Below are some records; return all of them exactly as they are.

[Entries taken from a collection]
[Start of Attachment]

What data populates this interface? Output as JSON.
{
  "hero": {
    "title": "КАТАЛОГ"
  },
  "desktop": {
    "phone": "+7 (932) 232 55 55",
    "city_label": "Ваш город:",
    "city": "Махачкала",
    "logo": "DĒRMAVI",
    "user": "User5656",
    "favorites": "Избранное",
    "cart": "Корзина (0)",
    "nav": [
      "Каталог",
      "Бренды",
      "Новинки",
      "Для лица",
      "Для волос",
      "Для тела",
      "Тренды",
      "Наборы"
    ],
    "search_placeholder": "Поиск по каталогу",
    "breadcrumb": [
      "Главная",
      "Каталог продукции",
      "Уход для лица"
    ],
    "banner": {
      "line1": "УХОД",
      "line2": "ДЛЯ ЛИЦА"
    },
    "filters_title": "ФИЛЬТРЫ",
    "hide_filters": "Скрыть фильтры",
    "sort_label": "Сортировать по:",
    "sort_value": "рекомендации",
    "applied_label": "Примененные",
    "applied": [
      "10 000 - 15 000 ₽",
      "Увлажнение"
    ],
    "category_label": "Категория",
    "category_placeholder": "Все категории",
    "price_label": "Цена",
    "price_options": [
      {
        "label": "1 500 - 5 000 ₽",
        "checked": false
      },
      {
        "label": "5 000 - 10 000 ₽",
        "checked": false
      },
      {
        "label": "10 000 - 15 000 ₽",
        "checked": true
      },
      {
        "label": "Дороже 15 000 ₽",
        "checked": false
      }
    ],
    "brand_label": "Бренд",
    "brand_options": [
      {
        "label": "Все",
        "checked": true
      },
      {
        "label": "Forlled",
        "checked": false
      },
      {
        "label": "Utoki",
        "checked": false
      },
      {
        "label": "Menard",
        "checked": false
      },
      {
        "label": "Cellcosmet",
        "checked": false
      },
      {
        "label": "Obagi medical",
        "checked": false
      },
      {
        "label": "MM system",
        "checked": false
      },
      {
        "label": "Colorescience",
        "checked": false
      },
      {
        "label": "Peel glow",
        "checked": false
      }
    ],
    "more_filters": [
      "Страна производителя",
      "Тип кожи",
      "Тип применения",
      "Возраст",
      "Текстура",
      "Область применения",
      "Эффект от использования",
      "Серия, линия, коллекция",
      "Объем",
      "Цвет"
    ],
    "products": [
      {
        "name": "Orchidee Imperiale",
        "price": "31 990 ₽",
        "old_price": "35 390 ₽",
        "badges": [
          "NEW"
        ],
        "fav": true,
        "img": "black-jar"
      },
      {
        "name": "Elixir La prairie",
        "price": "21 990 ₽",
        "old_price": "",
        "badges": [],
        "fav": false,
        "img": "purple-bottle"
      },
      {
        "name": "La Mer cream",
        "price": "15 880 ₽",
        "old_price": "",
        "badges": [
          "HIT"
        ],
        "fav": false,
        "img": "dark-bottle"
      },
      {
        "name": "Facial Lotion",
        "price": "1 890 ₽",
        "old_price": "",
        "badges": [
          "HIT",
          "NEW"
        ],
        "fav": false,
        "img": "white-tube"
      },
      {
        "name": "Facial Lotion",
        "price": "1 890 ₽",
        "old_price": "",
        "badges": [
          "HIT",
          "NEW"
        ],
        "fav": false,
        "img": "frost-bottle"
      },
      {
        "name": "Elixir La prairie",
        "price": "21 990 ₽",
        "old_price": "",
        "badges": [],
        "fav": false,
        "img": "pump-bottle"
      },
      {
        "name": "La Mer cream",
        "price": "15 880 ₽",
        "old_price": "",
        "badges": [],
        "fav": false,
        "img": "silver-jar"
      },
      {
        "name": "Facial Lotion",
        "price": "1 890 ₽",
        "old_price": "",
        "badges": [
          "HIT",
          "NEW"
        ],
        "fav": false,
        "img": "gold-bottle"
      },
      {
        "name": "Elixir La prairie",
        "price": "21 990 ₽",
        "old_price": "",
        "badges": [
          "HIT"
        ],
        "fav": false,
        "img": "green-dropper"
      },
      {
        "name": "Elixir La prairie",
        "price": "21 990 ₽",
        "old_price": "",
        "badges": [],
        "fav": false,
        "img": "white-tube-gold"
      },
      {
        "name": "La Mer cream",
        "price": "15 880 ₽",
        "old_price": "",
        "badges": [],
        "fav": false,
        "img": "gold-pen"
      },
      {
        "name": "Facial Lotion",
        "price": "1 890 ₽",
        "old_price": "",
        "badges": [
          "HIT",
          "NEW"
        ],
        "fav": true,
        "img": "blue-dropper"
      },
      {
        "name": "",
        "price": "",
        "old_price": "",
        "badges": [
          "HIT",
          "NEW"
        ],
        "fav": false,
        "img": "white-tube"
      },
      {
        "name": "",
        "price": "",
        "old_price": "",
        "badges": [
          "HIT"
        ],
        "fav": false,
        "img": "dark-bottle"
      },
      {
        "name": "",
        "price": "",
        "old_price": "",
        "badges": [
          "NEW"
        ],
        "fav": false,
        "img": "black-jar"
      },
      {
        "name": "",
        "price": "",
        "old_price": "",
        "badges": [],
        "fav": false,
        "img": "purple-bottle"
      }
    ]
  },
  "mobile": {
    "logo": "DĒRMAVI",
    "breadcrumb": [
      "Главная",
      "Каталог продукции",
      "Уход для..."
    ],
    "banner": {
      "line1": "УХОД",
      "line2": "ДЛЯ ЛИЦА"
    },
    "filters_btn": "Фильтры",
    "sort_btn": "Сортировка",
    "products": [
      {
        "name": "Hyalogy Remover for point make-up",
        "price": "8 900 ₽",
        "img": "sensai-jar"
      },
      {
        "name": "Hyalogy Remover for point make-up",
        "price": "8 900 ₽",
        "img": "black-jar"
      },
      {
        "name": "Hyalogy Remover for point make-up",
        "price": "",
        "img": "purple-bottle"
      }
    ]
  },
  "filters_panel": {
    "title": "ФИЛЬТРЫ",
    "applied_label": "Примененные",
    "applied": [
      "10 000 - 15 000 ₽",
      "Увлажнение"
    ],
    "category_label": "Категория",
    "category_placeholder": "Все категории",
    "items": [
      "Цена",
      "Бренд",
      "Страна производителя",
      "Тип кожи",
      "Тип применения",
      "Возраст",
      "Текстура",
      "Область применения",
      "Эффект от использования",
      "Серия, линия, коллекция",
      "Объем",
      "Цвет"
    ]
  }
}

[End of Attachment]

OUTPUT:
What data populates this interface? Output as JSON.
{
  "hero": {
    "title": "КАТАЛОГ"
  },
  "desktop": {
    "phone": "+7 (932) 232 55 55",
    "city_label": "Ваш город:",
    "city": "Махачкала",
    "logo": "DĒRMAVI",
    "user": "User5656",
    "favorites": "Избранное",
    "cart": "Корзина (0)",
    "nav": [
      "Каталог",
      "Бренды",
      "Новинки",
      "Для лица",
      "Для волос",
      "Для тела",
      "Тренды",
      "Наборы"
    ],
    "search_placeholder": "Поиск по каталогу",
    "breadcrumb": [
      "Главная",
      "Каталог продукции",
      "Уход для лица"
    ],
    "banner": {
      "line1": "УХОД",
      "line2": "ДЛЯ ЛИЦА"
    },
    "filters_title": "ФИЛЬТРЫ",
    "hide_filters": "Скрыть фильтры",
    "sort_label": "Сортировать по:",
    "sort_value": "рекомендации",
    "applied_label": "Примененные",
    "applied": [
      "10 000 - 15 000 ₽",
      "Увлажнение"
    ],
    "category_label": "Категория",
    "category_placeholder": "Все категории",
    "price_label": "Цена",
    "price_options": [
      {
        "label": "1 500 - 5 000 ₽",
        "checked": false
      },
      {
        "label": "5 000 - 10 000 ₽",
        "checked": false
      },
      {
        "label": "10 000 - 15 000 ₽",
        "checked": true
      },
      {
        "label": "Дороже 15 000 ₽",
        "checked": false
      }
    ],
    "brand_label": "Бренд",
    "brand_options": [
      {
        "label": "Все",
        "checked": true
      },
      {
        "label": "Forlled",
        "checked": false
      },
      {
        "label": "Utoki",
        "checked": false
      },
      {
        "label": "Menard",
        "checked": false
      },
      {
        "label": "Cellcosmet",
        "checked": false
      },
      {
        "label": "Obagi medical",
        "checked": false
      },
      {
        "label": "MM system",
        "checked": false
      },
      {
        "label": "Colorescience",
        "checked": false
      },
      {
        "label": "Peel glow",
        "checked": false
      }
    ],
    "more_filters": [
      "Страна производителя",
      "Тип кожи",
      "Тип применения",
      "Возраст",
      "Текстура",
      "Область применения",
      "Эффект от использования",
      "Серия, линия, коллекция",
      "Объем",
      "Цвет"
    ],
    "products": [
      {
        "name": "Orchidee Imperiale",
        "price": "31 990 ₽",
        "old_price": "35 390 ₽",
        "badges": [
          "NEW"
        ],
        "fav": true,
        "img": "black-jar"
      },
      {
        "name": "Elixir La prairie",
        "price": "21 990 ₽",
        "old_price": "",
        "badges": [],
        "fav": false,
        "img": "purple-bottle"
      },
      {
        "name": "La Mer cream",
        "price": "15 880 ₽",
        "old_price": "",
        "badges": [
          "HIT"
        ],
        "fav": false,
        "img": "dark-bottle"
      },
      {
        "name": "Facial Lotion",
        "price": "1 890 ₽",
        "old_price": "",
        "badges": [
          "HIT",
          "NEW"
        ],
        "fav": false,
        "img": "white-tube"
      },
      {
        "name": "Facial Lotion",
        "price": "1 890 ₽",
        "old_price": "",
        "badges": [
          "HIT",
          "NEW"
        ],
        "fav": false,
        "img": "frost-bottle"
      },
      {
        "name": "Elixir La prairie",
        "price": "21 990 ₽",
        "old_price": "",
        "badges": [],
        "fav": false,
        "img": "pump-bottle"
      },
      {
        "name": "La Mer cream",
        "price": "15 880 ₽",
        "old_price": "",
        "badges": [],
        "fav": false,
        "img": "silver-jar"
      },
      {
        "name": "Facial Lotion",
        "price": "1 890 ₽",
        "old_price": "",
        "badges": [
          "HIT",
          "NEW"
        ],
        "fav": false,
        "img": "gold-bottle"
      },
      {
        "name": "Elixir La prairie",
        "price": "21 990 ₽",
        "old_price": "",
        "badges": [
          "HIT"
        ],
        "fav": false,
        "img": "green-dropper"
      },
      {
        "name": "Elixir La prairie",
        "price": "21 990 ₽",
        "old_price": "",
        "badges": [],
        "fav": false,
        "img": "white-tube-gold"
      },
      {
        "name": "La Mer cream",
        "price": "15 880 ₽",
        "old_price": "",
        "badges": [],
        "fav": false,
        "img": "gold-pen"
      },
      {
        "name": "Facial Lotion",
        "price": "1 890 ₽",
        "old_price": "",
        "badges": [
          "HIT",
          "NEW"
        ],
        "fav": true,
        "img": "blue-dropper"
      },
      {
        "name": "",
        "price": "",
        "old_price": "",
        "badges": [
          "HIT",
          "NEW"
        ],
        "fav": false,
        "img": "white-tube"
      },
      {
        "name": "",
        "price": "",
        "old_price": "",
        "badges": [
          "HIT"
        ],
        "fav": false,
        "img": "dark-bottle"
      },
      {
        "name": "",
        "price": "",
        "old_price": "",
        "badges": [
          "NEW"
        ],
        "fav": false,
        "img": "black-jar"
      },
      {
        "name": "",
        "price": "",
        "old_price": "",
        "badges": [],
        "fav": false,
        "img": "purple-bottle"
      }
    ]
  },
  "mobile": {
    "logo": "DĒRMAVI",
    "breadcrumb": [
      "Главная",
      "Каталог продукции",
      "Уход для..."
    ],
    "banner": {
      "line1": "УХОД",
      "line2": "ДЛЯ ЛИЦА"
    },
    "filters_btn": "Фильтры",
    "sort_btn": "Сортировка",
    "products": [
      {
        "name": "Hyalogy Remover for point make-up",
        "price": "8 900 ₽",
        "img": "sensai-jar"
      },
      {
        "name": "Hyalogy Remover for point make-up",
        "price": "8 900 ₽",
        "img": "black-jar"
      },
      {
        "name": "Hyalogy Remover for point make-up",
        "price": "",
        "img": "purple-bottle"
      }
    ]
  },
  "filters_panel": {
    "title": "ФИЛЬТРЫ",
    "applied_label": "Примененные",
    "applied": [
      "10 000 - 15 000 ₽",
      "Увлажнение"
    ],
    "category_label": "Категория",
    "category_placeholder": "Все категории",
    "items": [
      "Цена",
      "Бренд",
      "Страна производителя",
      "Тип кожи",
      "Тип применения",
      "Возраст",
      "Текстура",
      "Область применения",
      "Эффект от использования",
      "Серия, линия, коллекция",
      "Объем",
      "Цвет"
    ]
  }
}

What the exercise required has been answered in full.